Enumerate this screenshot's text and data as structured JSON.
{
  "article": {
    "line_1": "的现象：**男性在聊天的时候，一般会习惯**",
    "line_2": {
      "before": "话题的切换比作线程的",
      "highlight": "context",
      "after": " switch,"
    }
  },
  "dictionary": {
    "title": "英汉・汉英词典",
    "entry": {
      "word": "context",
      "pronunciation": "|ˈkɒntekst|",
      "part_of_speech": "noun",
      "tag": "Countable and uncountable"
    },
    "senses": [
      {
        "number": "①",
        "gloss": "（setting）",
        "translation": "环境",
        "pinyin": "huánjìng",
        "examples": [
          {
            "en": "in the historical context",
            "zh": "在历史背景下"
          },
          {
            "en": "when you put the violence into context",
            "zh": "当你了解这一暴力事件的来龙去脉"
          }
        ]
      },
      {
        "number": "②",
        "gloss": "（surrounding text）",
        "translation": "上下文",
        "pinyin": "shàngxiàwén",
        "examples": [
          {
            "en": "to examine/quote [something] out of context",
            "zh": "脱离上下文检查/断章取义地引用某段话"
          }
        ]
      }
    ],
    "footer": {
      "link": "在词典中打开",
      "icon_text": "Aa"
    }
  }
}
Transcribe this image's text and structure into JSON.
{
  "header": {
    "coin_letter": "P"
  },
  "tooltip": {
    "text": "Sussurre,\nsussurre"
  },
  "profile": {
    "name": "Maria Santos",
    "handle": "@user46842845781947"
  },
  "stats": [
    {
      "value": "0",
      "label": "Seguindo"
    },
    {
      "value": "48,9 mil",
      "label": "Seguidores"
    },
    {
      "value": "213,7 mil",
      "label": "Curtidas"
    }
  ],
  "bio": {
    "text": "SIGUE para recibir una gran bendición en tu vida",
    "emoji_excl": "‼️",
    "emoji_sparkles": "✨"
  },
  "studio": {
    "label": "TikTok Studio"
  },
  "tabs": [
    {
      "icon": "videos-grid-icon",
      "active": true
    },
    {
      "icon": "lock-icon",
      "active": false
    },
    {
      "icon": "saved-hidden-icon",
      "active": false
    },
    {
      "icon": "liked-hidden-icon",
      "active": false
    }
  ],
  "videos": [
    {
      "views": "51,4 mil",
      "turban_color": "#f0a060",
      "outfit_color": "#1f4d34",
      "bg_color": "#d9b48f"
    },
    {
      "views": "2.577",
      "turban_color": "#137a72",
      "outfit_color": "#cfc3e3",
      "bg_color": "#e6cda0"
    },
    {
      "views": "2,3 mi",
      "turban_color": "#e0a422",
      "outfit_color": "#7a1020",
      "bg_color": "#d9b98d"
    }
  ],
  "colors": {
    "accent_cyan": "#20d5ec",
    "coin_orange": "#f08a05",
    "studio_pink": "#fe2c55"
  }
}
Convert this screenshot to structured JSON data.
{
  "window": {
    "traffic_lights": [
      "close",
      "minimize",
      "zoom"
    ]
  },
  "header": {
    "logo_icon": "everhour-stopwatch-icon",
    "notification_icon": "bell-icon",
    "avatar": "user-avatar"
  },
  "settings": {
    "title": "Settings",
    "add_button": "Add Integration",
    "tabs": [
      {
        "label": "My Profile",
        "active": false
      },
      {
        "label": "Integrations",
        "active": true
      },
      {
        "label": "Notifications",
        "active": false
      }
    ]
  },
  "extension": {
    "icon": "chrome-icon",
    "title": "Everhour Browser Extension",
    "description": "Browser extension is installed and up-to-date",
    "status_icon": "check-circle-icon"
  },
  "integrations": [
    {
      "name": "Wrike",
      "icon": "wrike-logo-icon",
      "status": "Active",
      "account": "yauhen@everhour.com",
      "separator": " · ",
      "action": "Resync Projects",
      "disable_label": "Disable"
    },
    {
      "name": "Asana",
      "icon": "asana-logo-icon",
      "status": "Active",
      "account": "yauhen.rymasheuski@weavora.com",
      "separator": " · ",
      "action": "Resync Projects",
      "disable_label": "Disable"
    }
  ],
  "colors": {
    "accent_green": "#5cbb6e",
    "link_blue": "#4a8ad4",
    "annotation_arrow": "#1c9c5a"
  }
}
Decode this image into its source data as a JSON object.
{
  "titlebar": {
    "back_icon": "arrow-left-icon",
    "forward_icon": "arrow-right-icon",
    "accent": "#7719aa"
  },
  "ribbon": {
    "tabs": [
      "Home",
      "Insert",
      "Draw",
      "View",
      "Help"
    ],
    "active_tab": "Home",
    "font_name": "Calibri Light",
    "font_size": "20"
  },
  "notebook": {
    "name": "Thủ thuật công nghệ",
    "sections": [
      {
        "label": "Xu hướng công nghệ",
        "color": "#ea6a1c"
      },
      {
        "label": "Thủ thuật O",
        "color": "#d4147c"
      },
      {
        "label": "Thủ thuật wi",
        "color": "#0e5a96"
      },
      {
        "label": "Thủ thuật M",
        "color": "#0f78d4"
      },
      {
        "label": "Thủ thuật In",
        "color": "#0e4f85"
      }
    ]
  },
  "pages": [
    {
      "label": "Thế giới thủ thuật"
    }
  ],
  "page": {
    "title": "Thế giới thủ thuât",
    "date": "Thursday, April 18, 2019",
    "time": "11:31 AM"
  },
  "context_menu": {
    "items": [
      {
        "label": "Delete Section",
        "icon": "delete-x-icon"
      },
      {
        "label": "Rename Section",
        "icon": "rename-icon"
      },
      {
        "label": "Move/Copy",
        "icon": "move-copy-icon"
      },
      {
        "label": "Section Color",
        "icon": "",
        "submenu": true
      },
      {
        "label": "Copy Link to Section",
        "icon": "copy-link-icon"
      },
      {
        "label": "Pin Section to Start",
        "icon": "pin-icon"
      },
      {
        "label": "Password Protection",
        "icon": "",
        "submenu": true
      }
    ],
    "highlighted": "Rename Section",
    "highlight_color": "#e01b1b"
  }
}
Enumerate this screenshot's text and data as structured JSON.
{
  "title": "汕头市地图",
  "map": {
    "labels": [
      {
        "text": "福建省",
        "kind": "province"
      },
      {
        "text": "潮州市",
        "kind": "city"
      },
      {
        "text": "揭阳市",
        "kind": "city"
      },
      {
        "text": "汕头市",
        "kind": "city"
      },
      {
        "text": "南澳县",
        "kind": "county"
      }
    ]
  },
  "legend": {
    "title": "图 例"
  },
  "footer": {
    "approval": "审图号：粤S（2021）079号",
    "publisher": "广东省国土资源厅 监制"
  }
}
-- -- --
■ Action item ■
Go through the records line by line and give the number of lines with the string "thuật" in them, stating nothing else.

■ Response to this exercise ■
6